How ever if the bimetallic potentials are massive due to huge component difference ( out sourced loss of quality control to a 3 rd party ? ) then even if the zinc is wet , ie not drained out to dry then once past a certain point a weaker salt solution be beneficial.
Hope this helps ?
Thank you for the detailed explanation. I will add, that on plane the transom zincs are out of the water and not protecting, but that is for a short period of time compared to the life of the engine.
What I can't wrap my head around is many other manufacturers do use aftercoolers like Cat does and rely on zincs on the raw water parts of the engine. The old Detroits, Cummins QSM 11's and other models, MTUs I believe and various other manufacturers and they're not having aftercooler issues or even requiring the 6 year change. I did have an after cooler leak on a 2 year old/200 hour Series 60 (D.D.) one time but we caught it soon enough before any engine damage was done. Seems like CAT has been having a lot of aftercooler issues for decades now. 3116's and 3196s in the 90's had a lot of aftercooler issues even. Meanwhile some other models like the 3412's didn't.
The localised pencil anode system can work fine as you have experienced with other manufacturers and especially generators ......if the bimetallic ness for want of a better word is not great .Ie a close as possible as many components from a electrochemical pov .

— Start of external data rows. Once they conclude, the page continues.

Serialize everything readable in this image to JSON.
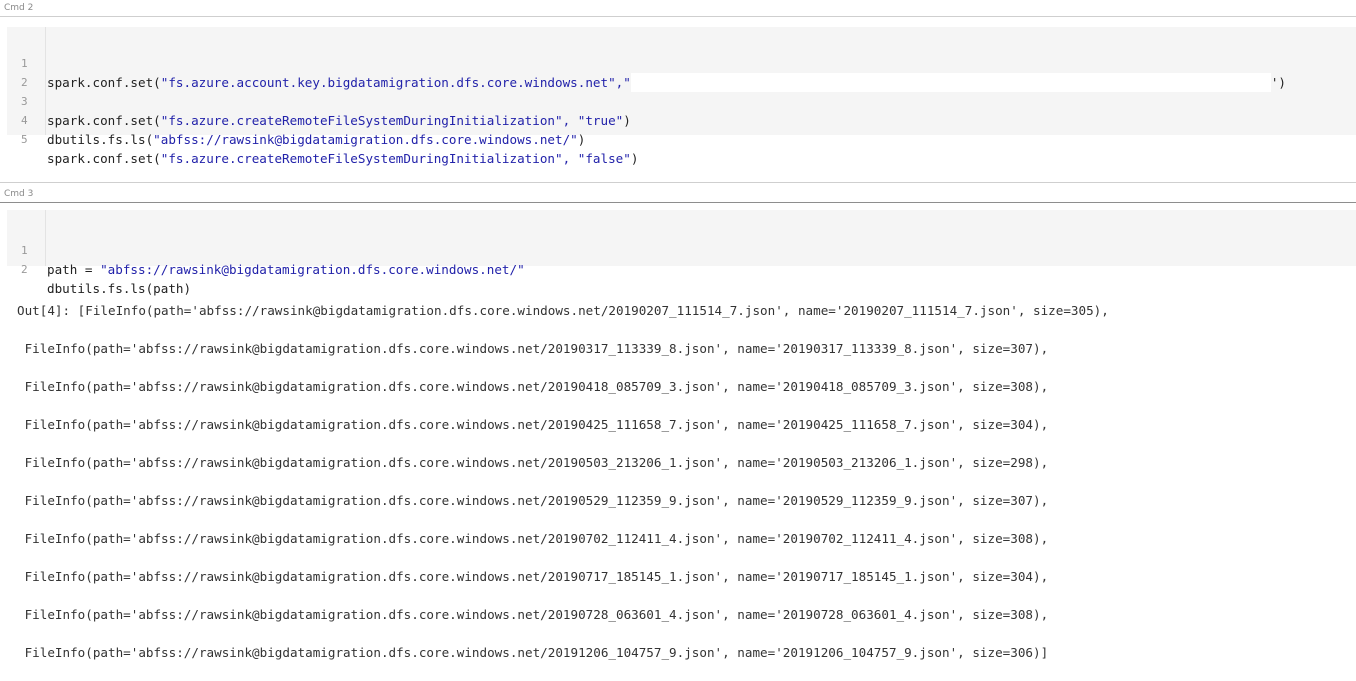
{
  "cells": [
    {
      "label": "Cmd 2",
      "lines": [
        {
          "n": "1",
          "pre": "spark.conf.set(",
          "str": "\"fs.azure.account.key.bigdatamigration.dfs.core.windows.net\",\"",
          "post": "",
          "tail": "')"
        },
        {
          "n": "2",
          "pre": "",
          "str": "",
          "post": ""
        },
        {
          "n": "3",
          "pre": "spark.conf.set(",
          "str": "\"fs.azure.createRemoteFileSystemDuringInitialization\", \"true\"",
          "post": ")"
        },
        {
          "n": "4",
          "pre": "dbutils.fs.ls(",
          "str": "\"abfss://rawsink@bigdatamigration.dfs.core.windows.net/\"",
          "post": ")"
        },
        {
          "n": "5",
          "pre": "spark.conf.set(",
          "str": "\"fs.azure.createRemoteFileSystemDuringInitialization\", \"false\"",
          "post": ")"
        }
      ]
    },
    {
      "label": "Cmd 3",
      "lines": [
        {
          "n": "1",
          "pre": "path = ",
          "str": "\"abfss://rawsink@bigdatamigration.dfs.core.windows.net/\"",
          "post": ""
        },
        {
          "n": "2",
          "pre": "dbutils.fs.ls(path)",
          "str": "",
          "post": ""
        }
      ]
    }
  ],
  "output": {
    "lines": [
      "Out[4]: [FileInfo(path='abfss://rawsink@bigdatamigration.dfs.core.windows.net/20190207_111514_7.json', name='20190207_111514_7.json', size=305),",
      " FileInfo(path='abfss://rawsink@bigdatamigration.dfs.core.windows.net/20190317_113339_8.json', name='20190317_113339_8.json', size=307),",
      " FileInfo(path='abfss://rawsink@bigdatamigration.dfs.core.windows.net/20190418_085709_3.json', name='20190418_085709_3.json', size=308),",
      " FileInfo(path='abfss://rawsink@bigdatamigration.dfs.core.windows.net/20190425_111658_7.json', name='20190425_111658_7.json', size=304),",
      " FileInfo(path='abfss://rawsink@bigdatamigration.dfs.core.windows.net/20190503_213206_1.json', name='20190503_213206_1.json', size=298),",
      " FileInfo(path='abfss://rawsink@bigdatamigration.dfs.core.windows.net/20190529_112359_9.json', name='20190529_112359_9.json', size=307),",
      " FileInfo(path='abfss://rawsink@bigdatamigration.dfs.core.windows.net/20190702_112411_4.json', name='20190702_112411_4.json', size=308),",
      " FileInfo(path='abfss://rawsink@bigdatamigration.dfs.core.windows.net/20190717_185145_1.json', name='20190717_185145_1.json', size=304),",
      " FileInfo(path='abfss://rawsink@bigdatamigration.dfs.core.windows.net/20190728_063601_4.json', name='20190728_063601_4.json', size=308),",
      " FileInfo(path='abfss://rawsink@bigdatamigration.dfs.core.windows.net/20191206_104757_9.json', name='20191206_104757_9.json', size=306)]"
    ]
  }
}
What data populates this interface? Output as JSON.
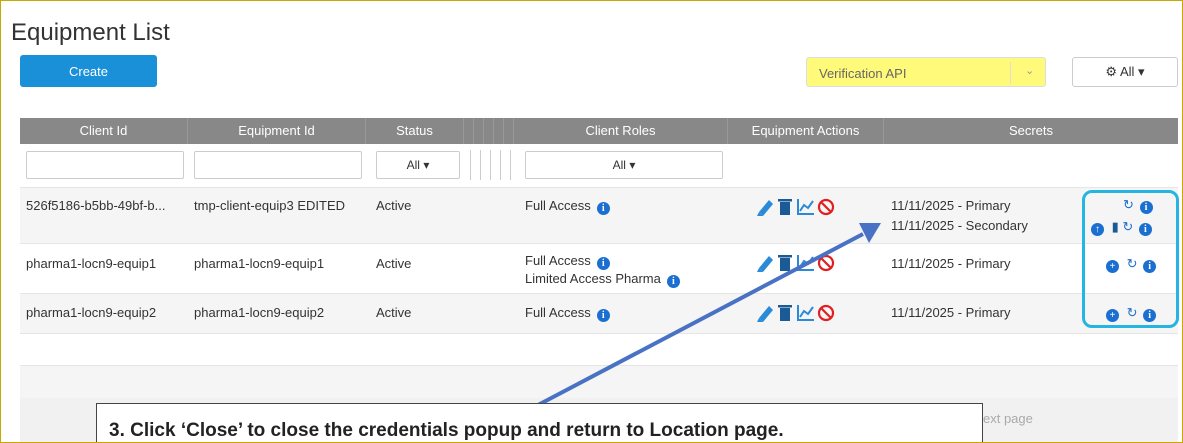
{
  "page": {
    "title": "Equipment List"
  },
  "toolbar": {
    "create_label": "Create",
    "api_select_value": "Verification API",
    "filter_all_label": "All"
  },
  "table": {
    "columns": [
      "Client Id",
      "Equipment Id",
      "Status",
      "Client Roles",
      "Equipment Actions",
      "Secrets"
    ],
    "filters": {
      "status_value": "All",
      "roles_value": "All"
    },
    "rows": [
      {
        "client_id": "526f5186-b5bb-49bf-b...",
        "equipment_id": "tmp-client-equip3 EDITED",
        "status": "Active",
        "roles": [
          "Full Access"
        ],
        "secrets": [
          "11/11/2025 - Primary",
          "11/11/2025 - Secondary"
        ]
      },
      {
        "client_id": "pharma1-locn9-equip1",
        "equipment_id": "pharma1-locn9-equip1",
        "status": "Active",
        "roles": [
          "Full Access",
          "Limited Access Pharma"
        ],
        "secrets": [
          "11/11/2025 - Primary"
        ]
      },
      {
        "client_id": "pharma1-locn9-equip2",
        "equipment_id": "pharma1-locn9-equip2",
        "status": "Active",
        "roles": [
          "Full Access"
        ],
        "secrets": [
          "11/11/2025 - Primary"
        ]
      }
    ]
  },
  "pager": {
    "next_label": "Next page",
    "next_visible": "ext page"
  },
  "callout": {
    "text": "3. Click ‘Close’ to close the credentials popup and return to Location page."
  },
  "colors": {
    "primary": "#1a90d9",
    "header": "#888888",
    "highlight": "#26b4e0",
    "arrow": "#4a72c4",
    "marker": "#fffa7a"
  }
}
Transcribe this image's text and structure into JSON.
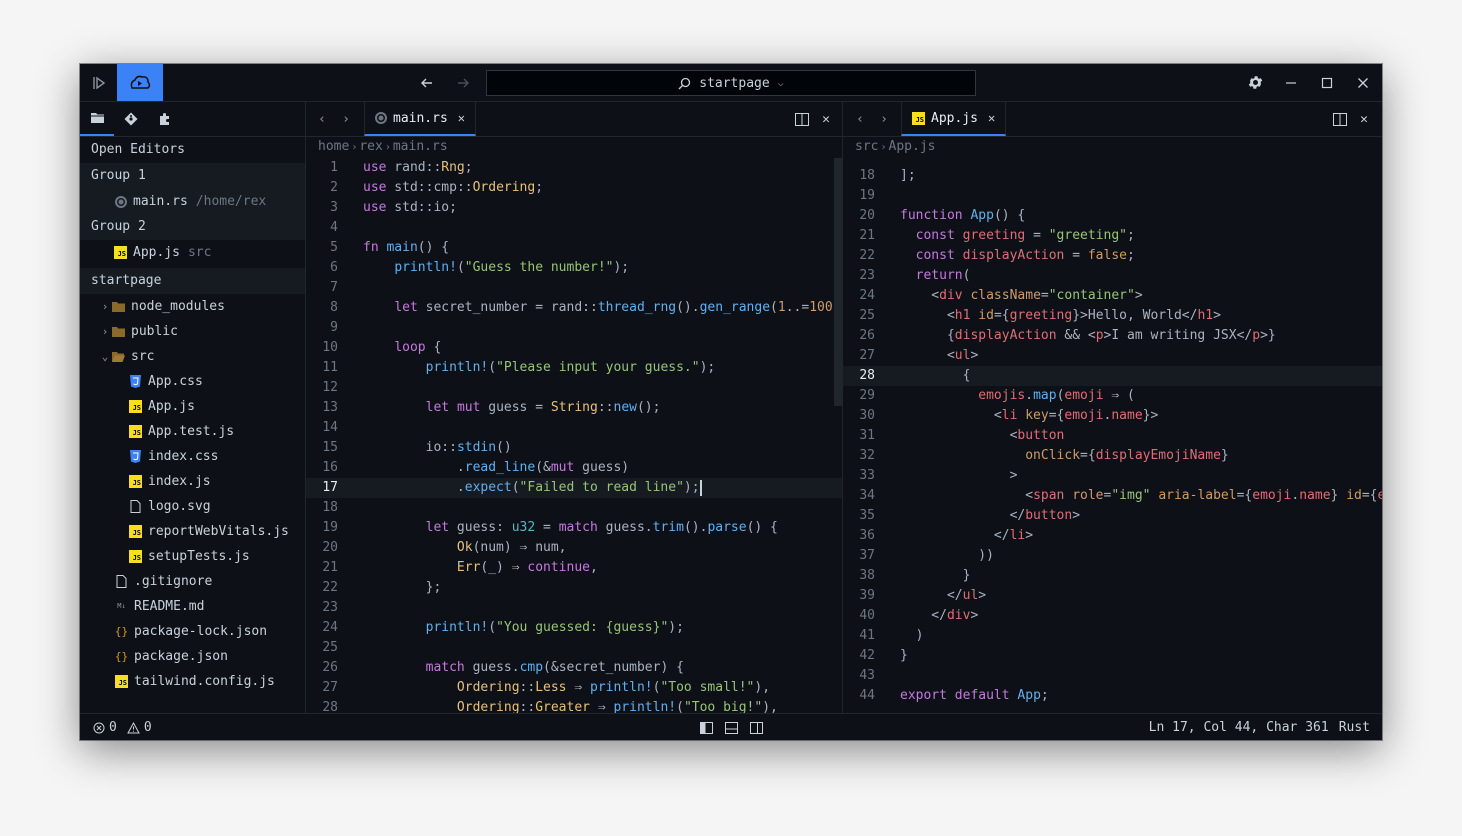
{
  "titlebar": {
    "project": "startpage"
  },
  "sidebar": {
    "open_editors_label": "Open Editors",
    "groups": [
      {
        "label": "Group 1",
        "file": "main.rs",
        "path": "/home/rex"
      },
      {
        "label": "Group 2",
        "file": "App.js",
        "path": "src"
      }
    ],
    "project_label": "startpage",
    "tree": {
      "node_modules": "node_modules",
      "public": "public",
      "src": "src",
      "src_files": [
        "App.css",
        "App.js",
        "App.test.js",
        "index.css",
        "index.js",
        "logo.svg",
        "reportWebVitals.js",
        "setupTests.js"
      ],
      "root_files": [
        ".gitignore",
        "README.md",
        "package-lock.json",
        "package.json",
        "tailwind.config.js"
      ]
    }
  },
  "left_pane": {
    "tab": "main.rs",
    "breadcrumb": [
      "home",
      "rex",
      "main.rs"
    ],
    "current_line": 17,
    "lines": [
      {
        "n": "1"
      },
      {
        "n": "2"
      },
      {
        "n": "3"
      },
      {
        "n": "4"
      },
      {
        "n": "5"
      },
      {
        "n": "6"
      },
      {
        "n": "7"
      },
      {
        "n": "8"
      },
      {
        "n": "9"
      },
      {
        "n": "10"
      },
      {
        "n": "11"
      },
      {
        "n": "12"
      },
      {
        "n": "13"
      },
      {
        "n": "14"
      },
      {
        "n": "15"
      },
      {
        "n": "16"
      },
      {
        "n": "17"
      },
      {
        "n": "18"
      },
      {
        "n": "19"
      },
      {
        "n": "20"
      },
      {
        "n": "21"
      },
      {
        "n": "22"
      },
      {
        "n": "23"
      },
      {
        "n": "24"
      },
      {
        "n": "25"
      },
      {
        "n": "26"
      },
      {
        "n": "27"
      },
      {
        "n": "28"
      }
    ],
    "code": [
      [
        [
          "k",
          "use"
        ],
        [
          "p",
          " rand"
        ],
        [
          "p",
          "::"
        ],
        [
          "t",
          "Rng"
        ],
        [
          "p",
          ";"
        ]
      ],
      [
        [
          "k",
          "use"
        ],
        [
          "p",
          " std"
        ],
        [
          "p",
          "::"
        ],
        [
          "p",
          "cmp"
        ],
        [
          "p",
          "::"
        ],
        [
          "t",
          "Ordering"
        ],
        [
          "p",
          ";"
        ]
      ],
      [
        [
          "k",
          "use"
        ],
        [
          "p",
          " std"
        ],
        [
          "p",
          "::"
        ],
        [
          "p",
          "io"
        ],
        [
          "p",
          ";"
        ]
      ],
      [],
      [
        [
          "k",
          "fn"
        ],
        [
          "p",
          " "
        ],
        [
          "f",
          "main"
        ],
        [
          "p",
          "() {"
        ]
      ],
      [
        [
          "p",
          "    "
        ],
        [
          "f",
          "println!"
        ],
        [
          "p",
          "("
        ],
        [
          "s",
          "\"Guess the number!\""
        ],
        [
          "p",
          ");"
        ]
      ],
      [],
      [
        [
          "p",
          "    "
        ],
        [
          "k",
          "let"
        ],
        [
          "p",
          " secret_number = rand"
        ],
        [
          "p",
          "::"
        ],
        [
          "f",
          "thread_rng"
        ],
        [
          "p",
          "()."
        ],
        [
          "f",
          "gen_range"
        ],
        [
          "p",
          "("
        ],
        [
          "n",
          "1"
        ],
        [
          "p",
          "..="
        ],
        [
          "n",
          "100"
        ],
        [
          "p",
          ");"
        ]
      ],
      [],
      [
        [
          "p",
          "    "
        ],
        [
          "k",
          "loop"
        ],
        [
          "p",
          " {"
        ]
      ],
      [
        [
          "p",
          "        "
        ],
        [
          "f",
          "println!"
        ],
        [
          "p",
          "("
        ],
        [
          "s",
          "\"Please input your guess.\""
        ],
        [
          "p",
          ");"
        ]
      ],
      [],
      [
        [
          "p",
          "        "
        ],
        [
          "k",
          "let"
        ],
        [
          "p",
          " "
        ],
        [
          "k",
          "mut"
        ],
        [
          "p",
          " guess = "
        ],
        [
          "t",
          "String"
        ],
        [
          "p",
          "::"
        ],
        [
          "f",
          "new"
        ],
        [
          "p",
          "();"
        ]
      ],
      [],
      [
        [
          "p",
          "        io"
        ],
        [
          "p",
          "::"
        ],
        [
          "f",
          "stdin"
        ],
        [
          "p",
          "()"
        ]
      ],
      [
        [
          "p",
          "            ."
        ],
        [
          "f",
          "read_line"
        ],
        [
          "p",
          "(&"
        ],
        [
          "k",
          "mut"
        ],
        [
          "p",
          " guess)"
        ]
      ],
      [
        [
          "p",
          "            ."
        ],
        [
          "f",
          "expect"
        ],
        [
          "p",
          "("
        ],
        [
          "s",
          "\"Failed to read line\""
        ],
        [
          "p",
          ");"
        ],
        [
          "cursor",
          ""
        ]
      ],
      [],
      [
        [
          "p",
          "        "
        ],
        [
          "k",
          "let"
        ],
        [
          "p",
          " guess: "
        ],
        [
          "m",
          "u32"
        ],
        [
          "p",
          " = "
        ],
        [
          "k",
          "match"
        ],
        [
          "p",
          " guess."
        ],
        [
          "f",
          "trim"
        ],
        [
          "p",
          "()."
        ],
        [
          "f",
          "parse"
        ],
        [
          "p",
          "() {"
        ]
      ],
      [
        [
          "p",
          "            "
        ],
        [
          "t",
          "Ok"
        ],
        [
          "p",
          "(num) ⇒ num,"
        ]
      ],
      [
        [
          "p",
          "            "
        ],
        [
          "t",
          "Err"
        ],
        [
          "p",
          "(_) ⇒ "
        ],
        [
          "k",
          "continue"
        ],
        [
          "p",
          ","
        ]
      ],
      [
        [
          "p",
          "        };"
        ]
      ],
      [],
      [
        [
          "p",
          "        "
        ],
        [
          "f",
          "println!"
        ],
        [
          "p",
          "("
        ],
        [
          "s",
          "\"You guessed: {guess}\""
        ],
        [
          "p",
          ");"
        ]
      ],
      [],
      [
        [
          "p",
          "        "
        ],
        [
          "k",
          "match"
        ],
        [
          "p",
          " guess."
        ],
        [
          "f",
          "cmp"
        ],
        [
          "p",
          "(&secret_number) {"
        ]
      ],
      [
        [
          "p",
          "            "
        ],
        [
          "t",
          "Ordering"
        ],
        [
          "p",
          "::"
        ],
        [
          "t",
          "Less"
        ],
        [
          "p",
          " ⇒ "
        ],
        [
          "f",
          "println!"
        ],
        [
          "p",
          "("
        ],
        [
          "s",
          "\"Too small!\""
        ],
        [
          "p",
          "),"
        ]
      ],
      [
        [
          "p",
          "            "
        ],
        [
          "t",
          "Ordering"
        ],
        [
          "p",
          "::"
        ],
        [
          "t",
          "Greater"
        ],
        [
          "p",
          " ⇒ "
        ],
        [
          "f",
          "println!"
        ],
        [
          "p",
          "("
        ],
        [
          "s",
          "\"Too big!\""
        ],
        [
          "p",
          "),"
        ]
      ]
    ]
  },
  "right_pane": {
    "tab": "App.js",
    "breadcrumb": [
      "src",
      "App.js"
    ],
    "current_line": 28,
    "lines": [
      {
        "n": "18"
      },
      {
        "n": "19"
      },
      {
        "n": "20"
      },
      {
        "n": "21"
      },
      {
        "n": "22"
      },
      {
        "n": "23"
      },
      {
        "n": "24"
      },
      {
        "n": "25"
      },
      {
        "n": "26"
      },
      {
        "n": "27"
      },
      {
        "n": "28"
      },
      {
        "n": "29"
      },
      {
        "n": "30"
      },
      {
        "n": "31"
      },
      {
        "n": "32"
      },
      {
        "n": "33"
      },
      {
        "n": "34"
      },
      {
        "n": "35"
      },
      {
        "n": "36"
      },
      {
        "n": "37"
      },
      {
        "n": "38"
      },
      {
        "n": "39"
      },
      {
        "n": "40"
      },
      {
        "n": "41"
      },
      {
        "n": "42"
      },
      {
        "n": "43"
      },
      {
        "n": "44"
      }
    ],
    "code": [
      [
        [
          "p",
          "];"
        ]
      ],
      [],
      [
        [
          "k",
          "function"
        ],
        [
          "p",
          " "
        ],
        [
          "f",
          "App"
        ],
        [
          "p",
          "() {"
        ]
      ],
      [
        [
          "p",
          "  "
        ],
        [
          "k",
          "const"
        ],
        [
          "p",
          " "
        ],
        [
          "r",
          "greeting"
        ],
        [
          "p",
          " = "
        ],
        [
          "s",
          "\"greeting\""
        ],
        [
          "p",
          ";"
        ]
      ],
      [
        [
          "p",
          "  "
        ],
        [
          "k",
          "const"
        ],
        [
          "p",
          " "
        ],
        [
          "r",
          "displayAction"
        ],
        [
          "p",
          " = "
        ],
        [
          "n",
          "false"
        ],
        [
          "p",
          ";"
        ]
      ],
      [
        [
          "p",
          "  "
        ],
        [
          "k",
          "return"
        ],
        [
          "p",
          "("
        ]
      ],
      [
        [
          "p",
          "    <"
        ],
        [
          "r",
          "div"
        ],
        [
          "p",
          " "
        ],
        [
          "n",
          "className"
        ],
        [
          "p",
          "="
        ],
        [
          "s",
          "\"container\""
        ],
        [
          "p",
          ">"
        ]
      ],
      [
        [
          "p",
          "      <"
        ],
        [
          "r",
          "h1"
        ],
        [
          "p",
          " "
        ],
        [
          "n",
          "id"
        ],
        [
          "p",
          "={"
        ],
        [
          "r",
          "greeting"
        ],
        [
          "p",
          "}>Hello, World</"
        ],
        [
          "r",
          "h1"
        ],
        [
          "p",
          ">"
        ]
      ],
      [
        [
          "p",
          "      {"
        ],
        [
          "r",
          "displayAction"
        ],
        [
          "p",
          " && <"
        ],
        [
          "r",
          "p"
        ],
        [
          "p",
          ">I am writing JSX</"
        ],
        [
          "r",
          "p"
        ],
        [
          "p",
          ">}"
        ]
      ],
      [
        [
          "p",
          "      <"
        ],
        [
          "r",
          "ul"
        ],
        [
          "p",
          ">"
        ]
      ],
      [
        [
          "p",
          "        {"
        ]
      ],
      [
        [
          "p",
          "          "
        ],
        [
          "r",
          "emojis"
        ],
        [
          "p",
          "."
        ],
        [
          "f",
          "map"
        ],
        [
          "p",
          "("
        ],
        [
          "r",
          "emoji"
        ],
        [
          "p",
          " ⇒ ("
        ]
      ],
      [
        [
          "p",
          "            <"
        ],
        [
          "r",
          "li"
        ],
        [
          "p",
          " "
        ],
        [
          "n",
          "key"
        ],
        [
          "p",
          "={"
        ],
        [
          "r",
          "emoji"
        ],
        [
          "p",
          "."
        ],
        [
          "r",
          "name"
        ],
        [
          "p",
          "}>"
        ]
      ],
      [
        [
          "p",
          "              <"
        ],
        [
          "r",
          "button"
        ]
      ],
      [
        [
          "p",
          "                "
        ],
        [
          "n",
          "onClick"
        ],
        [
          "p",
          "={"
        ],
        [
          "r",
          "displayEmojiName"
        ],
        [
          "p",
          "}"
        ]
      ],
      [
        [
          "p",
          "              >"
        ]
      ],
      [
        [
          "p",
          "                <"
        ],
        [
          "r",
          "span"
        ],
        [
          "p",
          " "
        ],
        [
          "n",
          "role"
        ],
        [
          "p",
          "="
        ],
        [
          "s",
          "\"img\""
        ],
        [
          "p",
          " "
        ],
        [
          "n",
          "aria-label"
        ],
        [
          "p",
          "={"
        ],
        [
          "r",
          "emoji"
        ],
        [
          "p",
          "."
        ],
        [
          "r",
          "name"
        ],
        [
          "p",
          "} "
        ],
        [
          "n",
          "id"
        ],
        [
          "p",
          "={"
        ],
        [
          "r",
          "emoji"
        ],
        [
          "p",
          "."
        ],
        [
          "r",
          "name"
        ],
        [
          "p",
          "}>"
        ]
      ],
      [
        [
          "p",
          "              </"
        ],
        [
          "r",
          "button"
        ],
        [
          "p",
          ">"
        ]
      ],
      [
        [
          "p",
          "            </"
        ],
        [
          "r",
          "li"
        ],
        [
          "p",
          ">"
        ]
      ],
      [
        [
          "p",
          "          ))"
        ]
      ],
      [
        [
          "p",
          "        }"
        ]
      ],
      [
        [
          "p",
          "      </"
        ],
        [
          "r",
          "ul"
        ],
        [
          "p",
          ">"
        ]
      ],
      [
        [
          "p",
          "    </"
        ],
        [
          "r",
          "div"
        ],
        [
          "p",
          ">"
        ]
      ],
      [
        [
          "p",
          "  )"
        ]
      ],
      [
        [
          "p",
          "}"
        ]
      ],
      [],
      [
        [
          "k",
          "export"
        ],
        [
          "p",
          " "
        ],
        [
          "k",
          "default"
        ],
        [
          "p",
          " "
        ],
        [
          "f",
          "App"
        ],
        [
          "p",
          ";"
        ]
      ]
    ]
  },
  "statusbar": {
    "errors": "0",
    "warnings": "0",
    "position": "Ln 17, Col 44, Char 361",
    "language": "Rust"
  },
  "colors": {
    "accent": "#3b82f6",
    "background": "#0d1117"
  }
}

Sufficient weight of zincs , changed on spec , and importantly they stay wet , even wet if there’s been a bit ot a lot of post shut down drain down .
I guess it would be interesting to see the relative weights of the coolers / heat exchangers and pencil anodes of each manufacturer and total weight of zinc bolted to the engines .To see where CAT are with this ?
Bottom line is minimising dissimilarity between metals in contact with sea water .Suspect historically CAT have had 3 rd party quality control issues due to sloppy outsourcing.
So the engineers back at HQ can design a theoretical great heat exchanger and perhaps test the first few .....all ok ......enter a contract .....then a revolving door of techs at HQ and the ball is dropped .Damage limitation comes next ....followed by loosing a huge class action law suit .Then a cover your arse statement along the lines “ replace every 6 years “ in the service manual .
In effect making them a throw away part .
Fiammetta42. I don't think it is the dissimilar metal issue. My thought is that Cat likes to put the aftercooler right smack dab on the top of the engine, up high. My thought is the heat from the engine cooling off after running and the height, cause the seawater to drain out of the aftercooler and possibly what salt is left crystallizes and gets super concentrated. On Cummins and Volvo's and others I see the aftercooler on the side of the engine and fairly low. But, I'm not an engineer, so this is just a guess.
Based on quotes I've had for Cat is close to Man when comparing the same service and then you add the 6 year ac replacement plus the 2year service. I had two boats with older Mans, the ac's and he's were cupronickel in good shape and original, also engines had isolated grounds that supposedly reduced galvanic problems.
Cat c12's/3196's were well known for there ac problems. A Cat mechanic said one of the main problems was the water pipes would expand and retract which could damaged the O-rings causing leaks. The ac sets directly over the valve intakes with no dams and water can be drawn into valves and cylinders.